The strategy promises to end “big bang” solutions, break the “oligopoly of big business” supplying government IT and create opportunities for small and medium sized enterprises.

It also heralds a move to scale back the size of government IT programmes by creating a presumption against projects having a lifetime value of more than £100m.

The strategy identifies seven challenges currently afflicting public sector IT:

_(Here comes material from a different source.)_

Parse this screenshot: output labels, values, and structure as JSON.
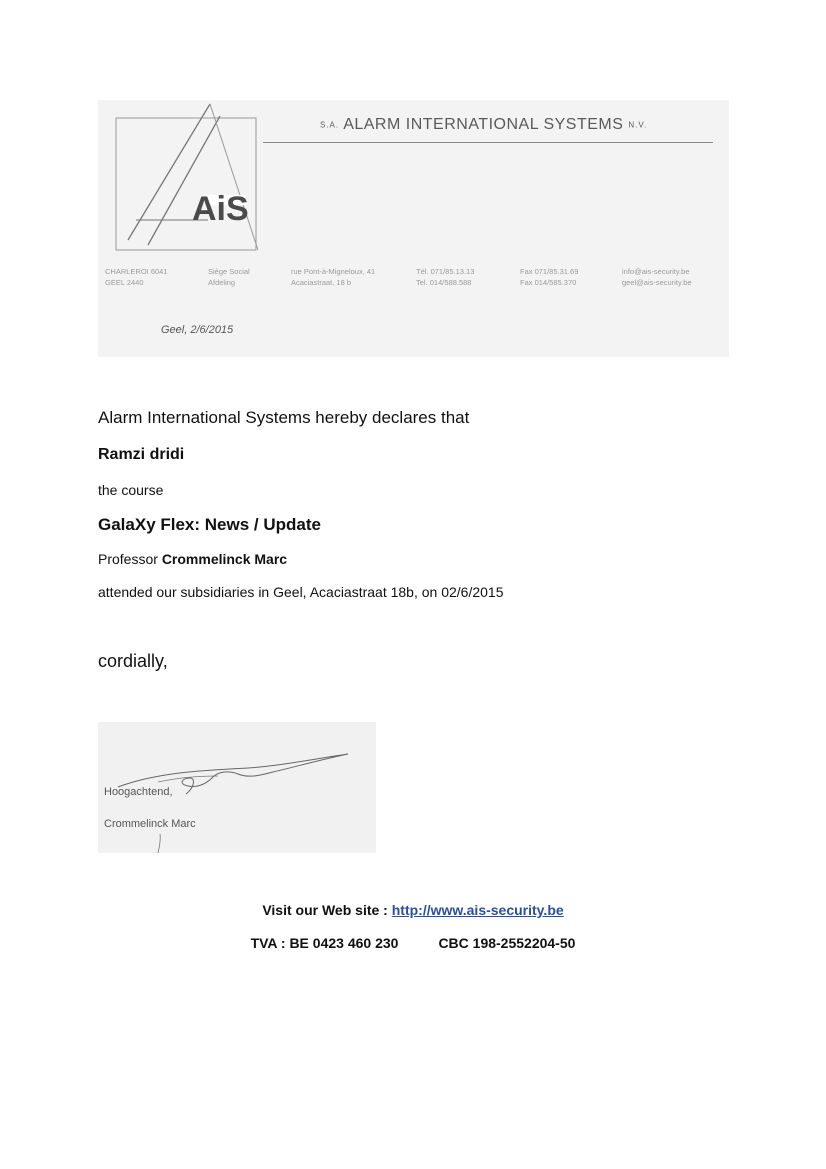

  • projects tend to be too big, leading to greater risk and complexity, and limiting the range of suppliers who can compete
  • departments, agencies and public bodies too rarely reuse and adapt systems which are available ‘off the shelf’ or have already been commissioned by another part of government, leading to wasteful duplication
  • systems are too rarely interoperable
  • infrastructure is insufficiently integrated, leading to inefficiency and separation
  • there is serious over-capacity, especially in data centres
  • procurement timescales are far too long and costly, squeezing out all but the biggest, usually multinational, suppliers; and
  • too little attention has been given at senior level to the implementation of big ICT projects and programmes, either by senior officials or by ministers. Similarly, senior responsible owners (SROs) have rarely been allowed to stay in post long enough.

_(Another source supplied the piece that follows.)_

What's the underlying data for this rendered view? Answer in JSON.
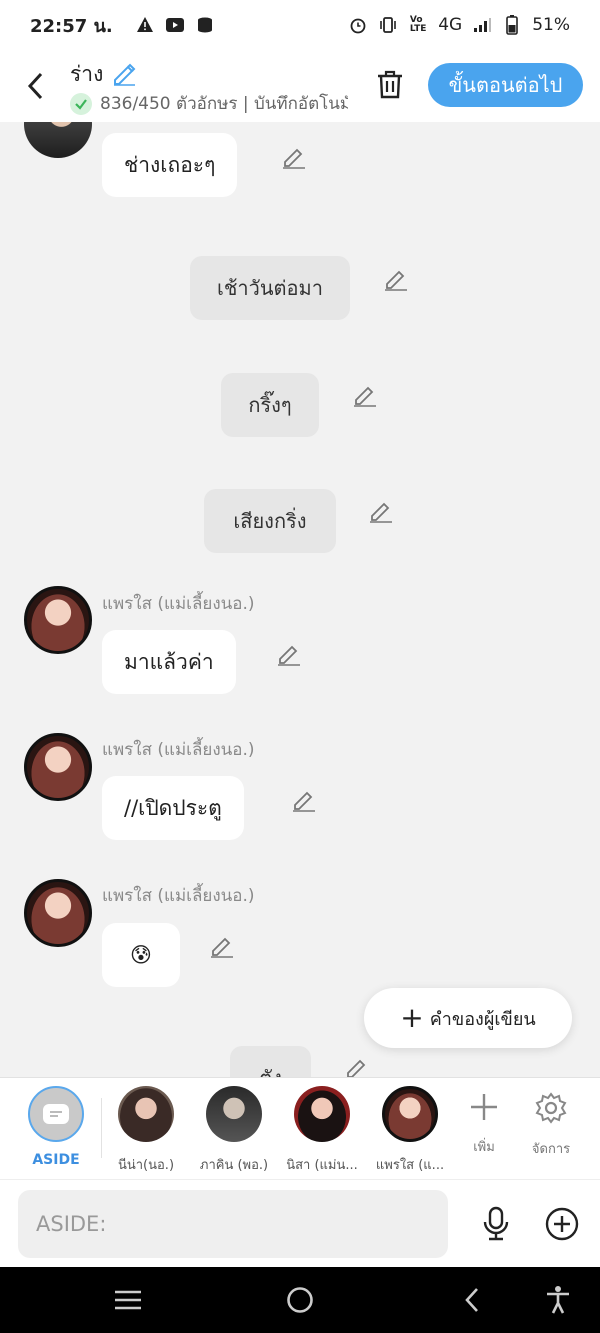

Cabinet Office minister, Francis Maude, said: “For too long, government has wasted vast amounts of money on ineffective and duplicate IT systems. We need to ensure that frontline services have the tools to do their job to deliver effective public services.

"We will cut out duplication and wastage by sharing more of our assets across government and using common systems.

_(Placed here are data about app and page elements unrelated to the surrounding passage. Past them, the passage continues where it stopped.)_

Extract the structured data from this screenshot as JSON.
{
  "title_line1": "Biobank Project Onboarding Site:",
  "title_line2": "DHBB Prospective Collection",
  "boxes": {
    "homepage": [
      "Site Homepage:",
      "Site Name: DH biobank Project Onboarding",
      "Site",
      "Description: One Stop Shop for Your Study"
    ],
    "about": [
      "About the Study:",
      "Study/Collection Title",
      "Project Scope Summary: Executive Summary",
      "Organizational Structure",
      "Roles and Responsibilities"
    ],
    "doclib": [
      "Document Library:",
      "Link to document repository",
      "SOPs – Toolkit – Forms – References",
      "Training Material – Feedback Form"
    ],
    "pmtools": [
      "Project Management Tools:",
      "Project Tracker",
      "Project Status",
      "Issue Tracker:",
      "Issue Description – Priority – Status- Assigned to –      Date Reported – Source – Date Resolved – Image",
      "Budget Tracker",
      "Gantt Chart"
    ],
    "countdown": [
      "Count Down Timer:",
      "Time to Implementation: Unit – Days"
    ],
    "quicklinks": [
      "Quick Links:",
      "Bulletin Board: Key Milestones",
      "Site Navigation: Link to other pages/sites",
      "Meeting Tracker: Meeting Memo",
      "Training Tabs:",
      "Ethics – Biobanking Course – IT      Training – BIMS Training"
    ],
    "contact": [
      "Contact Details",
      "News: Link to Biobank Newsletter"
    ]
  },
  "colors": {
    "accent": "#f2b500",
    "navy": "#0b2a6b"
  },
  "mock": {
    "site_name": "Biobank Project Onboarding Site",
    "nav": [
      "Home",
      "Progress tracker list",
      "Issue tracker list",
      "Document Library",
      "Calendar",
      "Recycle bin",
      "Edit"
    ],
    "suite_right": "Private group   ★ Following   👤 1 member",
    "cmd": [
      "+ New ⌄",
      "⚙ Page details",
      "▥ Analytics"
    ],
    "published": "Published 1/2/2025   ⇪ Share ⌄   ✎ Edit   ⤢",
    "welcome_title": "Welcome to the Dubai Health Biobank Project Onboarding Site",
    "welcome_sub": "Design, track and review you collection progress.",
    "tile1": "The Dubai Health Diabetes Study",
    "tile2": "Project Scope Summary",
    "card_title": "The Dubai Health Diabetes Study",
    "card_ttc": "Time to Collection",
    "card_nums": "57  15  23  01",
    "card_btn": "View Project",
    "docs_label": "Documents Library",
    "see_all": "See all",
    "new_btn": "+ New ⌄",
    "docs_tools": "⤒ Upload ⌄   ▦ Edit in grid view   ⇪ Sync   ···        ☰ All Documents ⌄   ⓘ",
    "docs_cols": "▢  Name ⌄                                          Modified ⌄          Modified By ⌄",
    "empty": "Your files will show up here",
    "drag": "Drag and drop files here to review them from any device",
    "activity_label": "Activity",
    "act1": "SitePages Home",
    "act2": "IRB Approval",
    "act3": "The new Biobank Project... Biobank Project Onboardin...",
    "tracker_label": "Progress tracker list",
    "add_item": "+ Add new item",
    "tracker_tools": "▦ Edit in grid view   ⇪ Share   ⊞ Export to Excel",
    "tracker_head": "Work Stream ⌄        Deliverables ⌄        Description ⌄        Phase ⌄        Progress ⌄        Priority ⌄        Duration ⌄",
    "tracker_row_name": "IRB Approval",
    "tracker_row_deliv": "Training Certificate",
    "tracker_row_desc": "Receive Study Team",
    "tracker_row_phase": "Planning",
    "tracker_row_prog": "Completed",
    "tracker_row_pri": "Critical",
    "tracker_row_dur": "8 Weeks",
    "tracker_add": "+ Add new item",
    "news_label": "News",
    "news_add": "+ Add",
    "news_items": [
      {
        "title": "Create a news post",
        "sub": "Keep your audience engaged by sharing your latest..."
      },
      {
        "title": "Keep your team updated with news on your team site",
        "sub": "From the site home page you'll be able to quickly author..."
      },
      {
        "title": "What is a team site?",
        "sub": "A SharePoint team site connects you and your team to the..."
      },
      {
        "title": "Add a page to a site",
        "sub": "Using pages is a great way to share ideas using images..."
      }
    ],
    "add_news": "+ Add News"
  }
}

"We will end the oligopoly of big business supplying government IT by breaking down contracts into smaller, more flexible projects. This will open up the market to SMEs and new providers."

In the ICT strategy, the government commits to:

  • reduce the cost of using data centres by 35% over five years – cutting their carbon footprint
  • move away from big bang solutions delivered by the same large suppliers to a greater number of smaller and agile projects
  • publish details of government contracts and reduce bureaucracy and costs, so that new providers and SMEs have the opportunity to win government ICT contracts
  • share and reuse ICT solutions and services, via a common ICT infrastructure, an ICT asset register and fully online applications store, to enable the reuse of business applications and components across the public sector
  • enable interoperable ICT by using common and open standards, creating cross-government standards on application programme interfaces and developing a quality assurance ‘kite mark’ – helping to open up new innovative services from a diverse range of providers.

The strategy document sets out a delivery timetable for producing results in the next two years.

John Higgins, director-general of Intellect, the UK’s trade body for the IT industry, commented: “UK taxpayers should expect the best from their public services, and this strategy provides a clear direction for how technology can help deliver better services for less.

“We are especially pleased to see that it recognises ICT as an enabler and not just an overhead. By adopting innovative approaches and opening up opportunities to SMEs, social enterprises, charities and other new providers, we will see a dynamic supplier ecosystem and greater benefits to the taxpayer.

“The technology industry is fully behind this strategy and we are committed to working collectively with the government to turn it into reality.”